* Task objective
Scan the entries below and report only how many lines contain "Yoga".
== Material to process
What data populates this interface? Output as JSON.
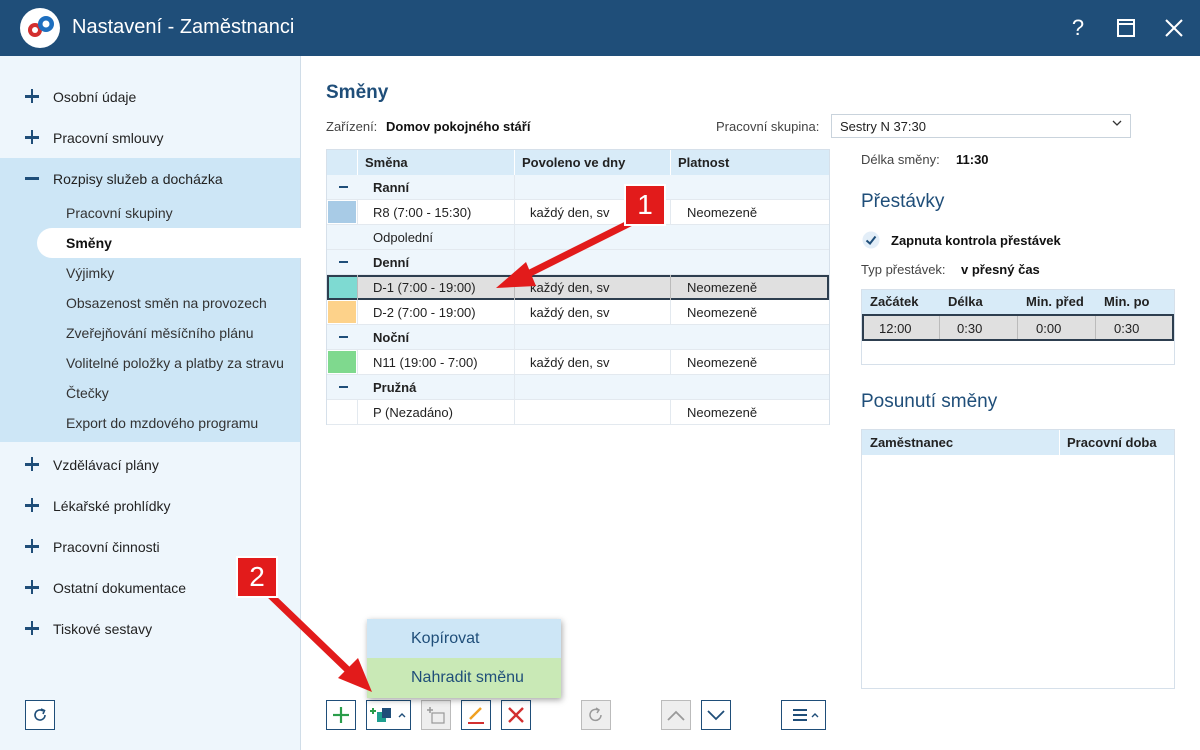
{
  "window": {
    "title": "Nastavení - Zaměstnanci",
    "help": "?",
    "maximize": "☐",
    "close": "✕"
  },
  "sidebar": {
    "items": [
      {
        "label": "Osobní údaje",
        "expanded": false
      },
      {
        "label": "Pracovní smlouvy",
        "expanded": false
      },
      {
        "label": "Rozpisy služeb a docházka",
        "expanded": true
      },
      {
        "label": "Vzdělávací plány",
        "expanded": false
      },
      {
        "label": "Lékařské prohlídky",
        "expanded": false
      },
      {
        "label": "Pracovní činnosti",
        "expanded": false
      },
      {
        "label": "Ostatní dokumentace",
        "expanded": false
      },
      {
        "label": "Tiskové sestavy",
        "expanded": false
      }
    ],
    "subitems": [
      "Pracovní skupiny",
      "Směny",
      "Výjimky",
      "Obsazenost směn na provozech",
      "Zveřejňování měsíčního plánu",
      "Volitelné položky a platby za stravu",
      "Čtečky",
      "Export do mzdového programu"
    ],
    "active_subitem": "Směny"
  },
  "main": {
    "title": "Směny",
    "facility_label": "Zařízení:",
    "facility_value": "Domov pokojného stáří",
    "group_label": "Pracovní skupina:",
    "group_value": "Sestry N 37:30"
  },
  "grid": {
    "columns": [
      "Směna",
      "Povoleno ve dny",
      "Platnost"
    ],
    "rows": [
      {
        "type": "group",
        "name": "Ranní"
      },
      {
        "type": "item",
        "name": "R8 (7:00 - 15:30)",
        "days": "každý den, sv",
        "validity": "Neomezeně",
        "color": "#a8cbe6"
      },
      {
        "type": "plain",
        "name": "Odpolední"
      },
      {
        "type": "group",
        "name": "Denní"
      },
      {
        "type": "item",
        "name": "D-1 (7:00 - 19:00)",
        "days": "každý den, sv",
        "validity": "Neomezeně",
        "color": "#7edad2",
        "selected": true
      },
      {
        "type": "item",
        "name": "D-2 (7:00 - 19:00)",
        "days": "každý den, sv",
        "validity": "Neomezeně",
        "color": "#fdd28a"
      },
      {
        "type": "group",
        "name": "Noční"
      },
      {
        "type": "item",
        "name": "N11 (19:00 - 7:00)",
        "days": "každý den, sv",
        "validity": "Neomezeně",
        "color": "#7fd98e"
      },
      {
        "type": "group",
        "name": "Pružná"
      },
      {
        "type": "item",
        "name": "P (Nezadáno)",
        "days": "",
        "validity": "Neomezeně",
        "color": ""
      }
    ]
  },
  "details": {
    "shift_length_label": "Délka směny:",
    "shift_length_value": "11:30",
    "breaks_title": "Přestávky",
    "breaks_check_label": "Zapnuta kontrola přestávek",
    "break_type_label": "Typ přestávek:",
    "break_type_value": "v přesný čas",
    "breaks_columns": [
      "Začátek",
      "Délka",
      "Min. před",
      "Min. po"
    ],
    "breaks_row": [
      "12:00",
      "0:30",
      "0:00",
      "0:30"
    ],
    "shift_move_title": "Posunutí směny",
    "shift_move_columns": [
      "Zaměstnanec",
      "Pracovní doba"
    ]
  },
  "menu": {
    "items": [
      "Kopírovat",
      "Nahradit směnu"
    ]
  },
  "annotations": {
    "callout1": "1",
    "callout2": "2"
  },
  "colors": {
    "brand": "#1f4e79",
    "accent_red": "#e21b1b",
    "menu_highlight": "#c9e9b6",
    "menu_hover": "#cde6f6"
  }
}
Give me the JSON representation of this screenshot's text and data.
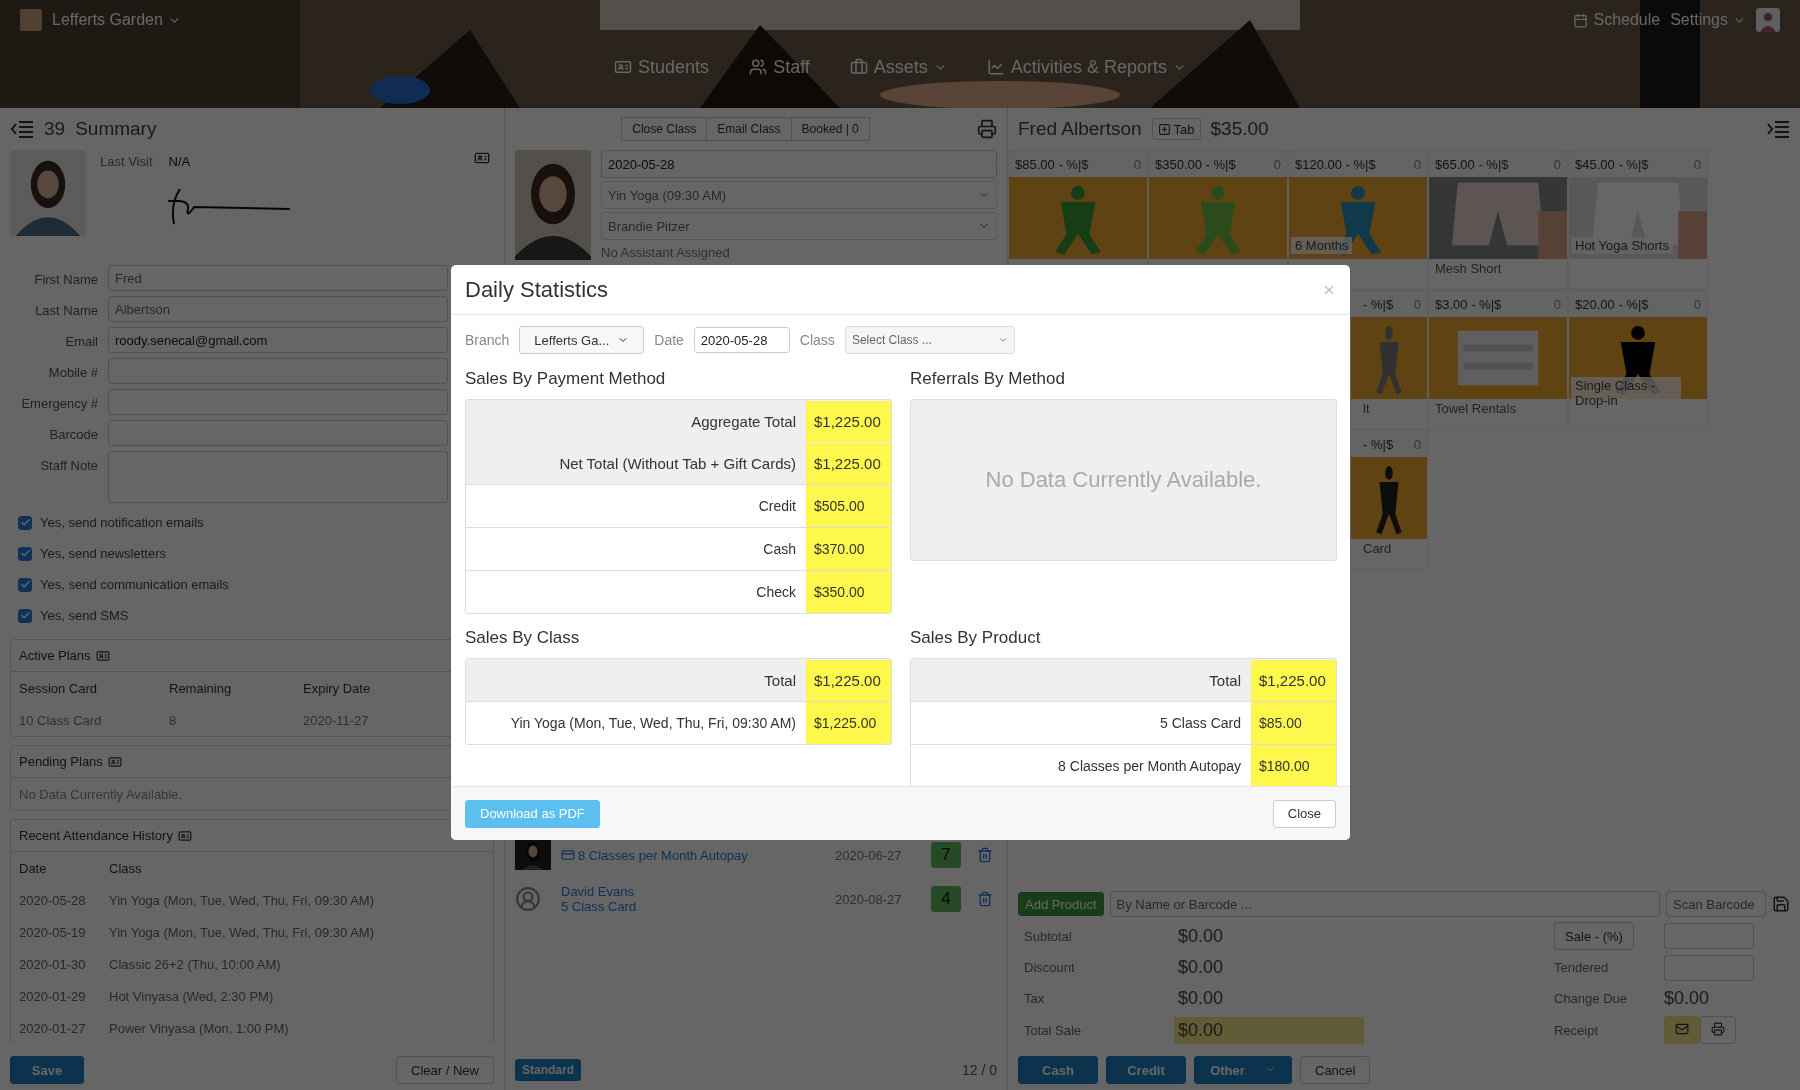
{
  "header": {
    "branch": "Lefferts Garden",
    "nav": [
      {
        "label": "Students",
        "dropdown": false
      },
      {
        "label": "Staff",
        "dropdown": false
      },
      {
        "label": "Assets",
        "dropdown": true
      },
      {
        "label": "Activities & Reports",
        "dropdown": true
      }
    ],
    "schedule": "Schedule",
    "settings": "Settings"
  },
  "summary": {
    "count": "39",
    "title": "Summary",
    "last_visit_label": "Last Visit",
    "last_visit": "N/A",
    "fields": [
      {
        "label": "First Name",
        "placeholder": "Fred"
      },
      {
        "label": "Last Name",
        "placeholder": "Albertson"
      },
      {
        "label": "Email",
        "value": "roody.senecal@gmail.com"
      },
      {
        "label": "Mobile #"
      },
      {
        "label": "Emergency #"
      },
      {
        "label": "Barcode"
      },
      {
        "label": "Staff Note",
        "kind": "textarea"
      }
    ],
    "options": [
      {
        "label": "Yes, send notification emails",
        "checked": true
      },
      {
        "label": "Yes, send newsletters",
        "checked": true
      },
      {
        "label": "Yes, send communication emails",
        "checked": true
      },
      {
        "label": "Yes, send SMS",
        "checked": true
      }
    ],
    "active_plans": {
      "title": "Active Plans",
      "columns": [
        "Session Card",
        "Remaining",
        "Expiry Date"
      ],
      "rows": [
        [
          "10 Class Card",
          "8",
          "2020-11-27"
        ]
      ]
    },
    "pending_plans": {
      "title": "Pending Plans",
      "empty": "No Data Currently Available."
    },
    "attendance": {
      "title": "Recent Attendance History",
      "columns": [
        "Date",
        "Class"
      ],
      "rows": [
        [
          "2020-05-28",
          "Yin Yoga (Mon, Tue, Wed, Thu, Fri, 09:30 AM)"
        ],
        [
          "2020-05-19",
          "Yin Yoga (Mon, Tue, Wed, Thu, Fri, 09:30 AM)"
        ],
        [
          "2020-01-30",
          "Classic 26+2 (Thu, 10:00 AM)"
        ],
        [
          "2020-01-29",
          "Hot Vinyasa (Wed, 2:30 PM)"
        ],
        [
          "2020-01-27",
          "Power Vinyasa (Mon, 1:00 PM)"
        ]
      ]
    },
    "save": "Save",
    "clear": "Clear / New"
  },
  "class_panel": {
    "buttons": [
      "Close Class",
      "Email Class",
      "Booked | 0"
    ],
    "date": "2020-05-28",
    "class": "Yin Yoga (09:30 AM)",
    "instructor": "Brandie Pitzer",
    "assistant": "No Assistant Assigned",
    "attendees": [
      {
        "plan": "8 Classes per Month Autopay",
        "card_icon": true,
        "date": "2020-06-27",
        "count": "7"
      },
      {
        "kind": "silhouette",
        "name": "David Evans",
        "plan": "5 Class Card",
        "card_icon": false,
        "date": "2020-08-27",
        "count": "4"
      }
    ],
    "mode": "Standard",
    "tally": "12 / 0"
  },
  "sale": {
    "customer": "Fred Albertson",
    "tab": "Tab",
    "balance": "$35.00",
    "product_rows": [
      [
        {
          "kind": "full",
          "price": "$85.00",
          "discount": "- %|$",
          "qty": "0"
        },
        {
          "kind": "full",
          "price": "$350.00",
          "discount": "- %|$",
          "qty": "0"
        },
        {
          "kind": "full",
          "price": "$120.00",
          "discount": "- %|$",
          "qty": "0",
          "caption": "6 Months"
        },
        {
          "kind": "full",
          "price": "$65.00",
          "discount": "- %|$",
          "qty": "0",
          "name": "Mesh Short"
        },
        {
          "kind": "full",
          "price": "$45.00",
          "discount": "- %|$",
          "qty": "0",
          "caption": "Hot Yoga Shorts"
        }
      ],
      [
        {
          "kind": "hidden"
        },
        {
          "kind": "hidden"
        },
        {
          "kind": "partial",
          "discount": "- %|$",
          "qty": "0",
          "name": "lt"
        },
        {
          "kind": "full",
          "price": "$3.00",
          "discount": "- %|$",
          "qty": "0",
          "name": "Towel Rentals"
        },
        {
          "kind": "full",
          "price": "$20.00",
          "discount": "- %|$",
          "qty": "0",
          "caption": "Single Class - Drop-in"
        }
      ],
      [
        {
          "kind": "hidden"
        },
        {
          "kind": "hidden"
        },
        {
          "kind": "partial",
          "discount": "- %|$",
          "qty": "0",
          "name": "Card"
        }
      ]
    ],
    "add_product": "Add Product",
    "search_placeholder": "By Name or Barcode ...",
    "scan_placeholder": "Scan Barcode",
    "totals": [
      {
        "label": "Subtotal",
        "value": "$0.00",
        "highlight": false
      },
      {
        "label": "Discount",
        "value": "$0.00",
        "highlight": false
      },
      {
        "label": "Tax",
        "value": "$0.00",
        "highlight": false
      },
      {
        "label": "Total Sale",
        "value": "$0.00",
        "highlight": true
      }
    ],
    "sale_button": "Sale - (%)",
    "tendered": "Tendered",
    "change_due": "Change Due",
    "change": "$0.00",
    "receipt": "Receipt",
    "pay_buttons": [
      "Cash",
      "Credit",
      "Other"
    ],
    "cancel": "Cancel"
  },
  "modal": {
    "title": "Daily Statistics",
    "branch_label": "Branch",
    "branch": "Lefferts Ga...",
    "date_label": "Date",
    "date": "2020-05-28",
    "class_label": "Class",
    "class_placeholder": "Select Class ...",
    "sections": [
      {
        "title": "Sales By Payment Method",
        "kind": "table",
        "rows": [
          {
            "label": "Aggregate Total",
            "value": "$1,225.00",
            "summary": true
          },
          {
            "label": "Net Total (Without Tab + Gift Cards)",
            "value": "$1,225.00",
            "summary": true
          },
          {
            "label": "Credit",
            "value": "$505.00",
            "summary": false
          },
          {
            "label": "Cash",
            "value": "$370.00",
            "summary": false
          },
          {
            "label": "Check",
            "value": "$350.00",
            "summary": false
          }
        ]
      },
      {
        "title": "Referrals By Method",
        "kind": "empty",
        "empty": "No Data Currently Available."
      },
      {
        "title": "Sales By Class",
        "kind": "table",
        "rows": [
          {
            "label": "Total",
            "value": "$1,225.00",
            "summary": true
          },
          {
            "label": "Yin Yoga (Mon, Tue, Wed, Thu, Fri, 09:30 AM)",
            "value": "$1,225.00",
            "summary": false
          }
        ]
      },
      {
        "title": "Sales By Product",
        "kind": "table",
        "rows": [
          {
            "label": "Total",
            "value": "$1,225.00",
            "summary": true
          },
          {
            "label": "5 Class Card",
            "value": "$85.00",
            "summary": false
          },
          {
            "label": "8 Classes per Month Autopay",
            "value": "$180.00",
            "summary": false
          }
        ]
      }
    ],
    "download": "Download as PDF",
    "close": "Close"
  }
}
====
* Task solution
5